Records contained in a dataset
◇ ◇ ◇ ◇ ◇
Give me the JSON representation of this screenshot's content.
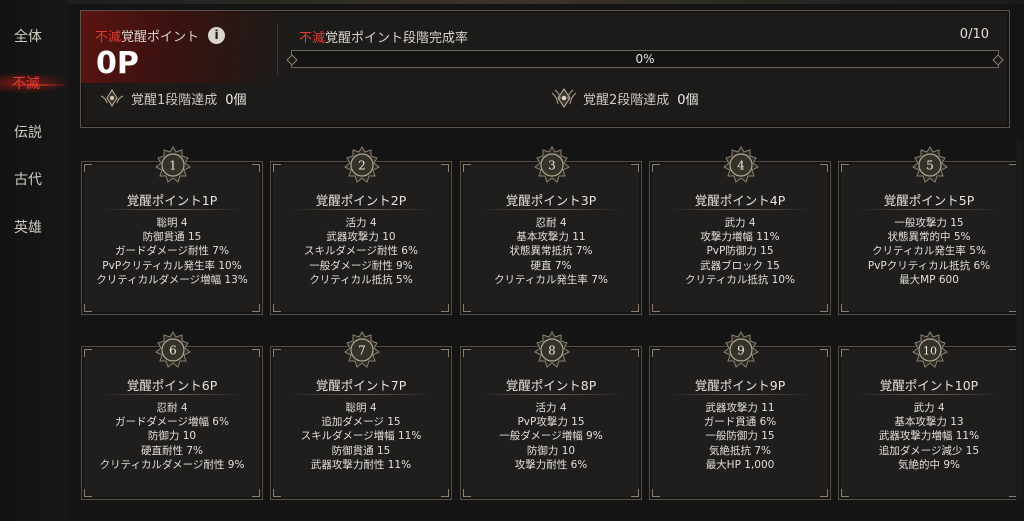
{
  "sidebar": {
    "items": [
      {
        "label": "全体",
        "active": false
      },
      {
        "label": "不滅",
        "active": true
      },
      {
        "label": "伝説",
        "active": false
      },
      {
        "label": "古代",
        "active": false
      },
      {
        "label": "英雄",
        "active": false
      }
    ]
  },
  "summary": {
    "points_prefix": "不滅",
    "points_suffix": "覚醒ポイント",
    "info_icon": "i",
    "points_value": "0P",
    "progress_prefix": "不滅",
    "progress_suffix": "覚醒ポイント段階完成率",
    "progress_count": "0/10",
    "progress_percent_text": "0%",
    "progress_fraction": 0,
    "stage1_label": "覚醒1段階達成",
    "stage1_count": "0個",
    "stage2_label": "覚醒2段階達成",
    "stage2_count": "0個"
  },
  "cards": [
    {
      "number": "1",
      "title": "覚醒ポイント1P",
      "stats": [
        "聡明 4",
        "防御貫通 15",
        "ガードダメージ耐性 7%",
        "PvPクリティカル発生率 10%",
        "クリティカルダメージ増幅 13%"
      ]
    },
    {
      "number": "2",
      "title": "覚醒ポイント2P",
      "stats": [
        "活力 4",
        "武器攻撃力 10",
        "スキルダメージ耐性 6%",
        "一般ダメージ耐性 9%",
        "クリティカル抵抗 5%"
      ]
    },
    {
      "number": "3",
      "title": "覚醒ポイント3P",
      "stats": [
        "忍耐 4",
        "基本攻撃力 11",
        "状態異常抵抗 7%",
        "硬直 7%",
        "クリティカル発生率 7%"
      ]
    },
    {
      "number": "4",
      "title": "覚醒ポイント4P",
      "stats": [
        "武力 4",
        "攻撃力増幅 11%",
        "PvP防御力 15",
        "武器ブロック 15",
        "クリティカル抵抗 10%"
      ]
    },
    {
      "number": "5",
      "title": "覚醒ポイント5P",
      "stats": [
        "一般攻撃力 15",
        "状態異常的中 5%",
        "クリティカル発生率 5%",
        "PvPクリティカル抵抗 6%",
        "最大MP 600"
      ]
    },
    {
      "number": "6",
      "title": "覚醒ポイント6P",
      "stats": [
        "忍耐 4",
        "ガードダメージ増幅 6%",
        "防御力 10",
        "硬直耐性 7%",
        "クリティカルダメージ耐性 9%"
      ]
    },
    {
      "number": "7",
      "title": "覚醒ポイント7P",
      "stats": [
        "聡明 4",
        "追加ダメージ 15",
        "スキルダメージ増幅 11%",
        "防御貫通 15",
        "武器攻撃力耐性 11%"
      ]
    },
    {
      "number": "8",
      "title": "覚醒ポイント8P",
      "stats": [
        "活力 4",
        "PvP攻撃力 15",
        "一般ダメージ増幅 9%",
        "防御力 10",
        "攻撃力耐性 6%"
      ]
    },
    {
      "number": "9",
      "title": "覚醒ポイント9P",
      "stats": [
        "武器攻撃力 11",
        "ガード貫通 6%",
        "一般防御力 15",
        "気絶抵抗 7%",
        "最大HP 1,000"
      ]
    },
    {
      "number": "10",
      "title": "覚醒ポイント10P",
      "stats": [
        "武力 4",
        "基本攻撃力 13",
        "武器攻撃力増幅 11%",
        "追加ダメージ減少 15",
        "気絶的中 9%"
      ]
    }
  ]
}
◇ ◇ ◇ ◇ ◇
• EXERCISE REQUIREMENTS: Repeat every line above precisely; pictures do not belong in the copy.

• ANSWER AREA:
Give me the JSON representation of this screenshot's content.
{
  "sidebar": {
    "items": [
      {
        "label": "全体",
        "active": false
      },
      {
        "label": "不滅",
        "active": true
      },
      {
        "label": "伝説",
        "active": false
      },
      {
        "label": "古代",
        "active": false
      },
      {
        "label": "英雄",
        "active": false
      }
    ]
  },
  "summary": {
    "points_prefix": "不滅",
    "points_suffix": "覚醒ポイント",
    "info_icon": "i",
    "points_value": "0P",
    "progress_prefix": "不滅",
    "progress_suffix": "覚醒ポイント段階完成率",
    "progress_count": "0/10",
    "progress_percent_text": "0%",
    "progress_fraction": 0,
    "stage1_label": "覚醒1段階達成",
    "stage1_count": "0個",
    "stage2_label": "覚醒2段階達成",
    "stage2_count": "0個"
  },
  "cards": [
    {
      "number": "1",
      "title": "覚醒ポイント1P",
      "stats": [
        "聡明 4",
        "防御貫通 15",
        "ガードダメージ耐性 7%",
        "PvPクリティカル発生率 10%",
        "クリティカルダメージ増幅 13%"
      ]
    },
    {
      "number": "2",
      "title": "覚醒ポイント2P",
      "stats": [
        "活力 4",
        "武器攻撃力 10",
        "スキルダメージ耐性 6%",
        "一般ダメージ耐性 9%",
        "クリティカル抵抗 5%"
      ]
    },
    {
      "number": "3",
      "title": "覚醒ポイント3P",
      "stats": [
        "忍耐 4",
        "基本攻撃力 11",
        "状態異常抵抗 7%",
        "硬直 7%",
        "クリティカル発生率 7%"
      ]
    },
    {
      "number": "4",
      "title": "覚醒ポイント4P",
      "stats": [
        "武力 4",
        "攻撃力増幅 11%",
        "PvP防御力 15",
        "武器ブロック 15",
        "クリティカル抵抗 10%"
      ]
    },
    {
      "number": "5",
      "title": "覚醒ポイント5P",
      "stats": [
        "一般攻撃力 15",
        "状態異常的中 5%",
        "クリティカル発生率 5%",
        "PvPクリティカル抵抗 6%",
        "最大MP 600"
      ]
    },
    {
      "number": "6",
      "title": "覚醒ポイント6P",
      "stats": [
        "忍耐 4",
        "ガードダメージ増幅 6%",
        "防御力 10",
        "硬直耐性 7%",
        "クリティカルダメージ耐性 9%"
      ]
    },
    {
      "number": "7",
      "title": "覚醒ポイント7P",
      "stats": [
        "聡明 4",
        "追加ダメージ 15",
        "スキルダメージ増幅 11%",
        "防御貫通 15",
        "武器攻撃力耐性 11%"
      ]
    },
    {
      "number": "8",
      "title": "覚醒ポイント8P",
      "stats": [
        "活力 4",
        "PvP攻撃力 15",
        "一般ダメージ増幅 9%",
        "防御力 10",
        "攻撃力耐性 6%"
      ]
    },
    {
      "number": "9",
      "title": "覚醒ポイント9P",
      "stats": [
        "武器攻撃力 11",
        "ガード貫通 6%",
        "一般防御力 15",
        "気絶抵抗 7%",
        "最大HP 1,000"
      ]
    },
    {
      "number": "10",
      "title": "覚醒ポイント10P",
      "stats": [
        "武力 4",
        "基本攻撃力 13",
        "武器攻撃力増幅 11%",
        "追加ダメージ減少 15",
        "気絶的中 9%"
      ]
    }
  ]
}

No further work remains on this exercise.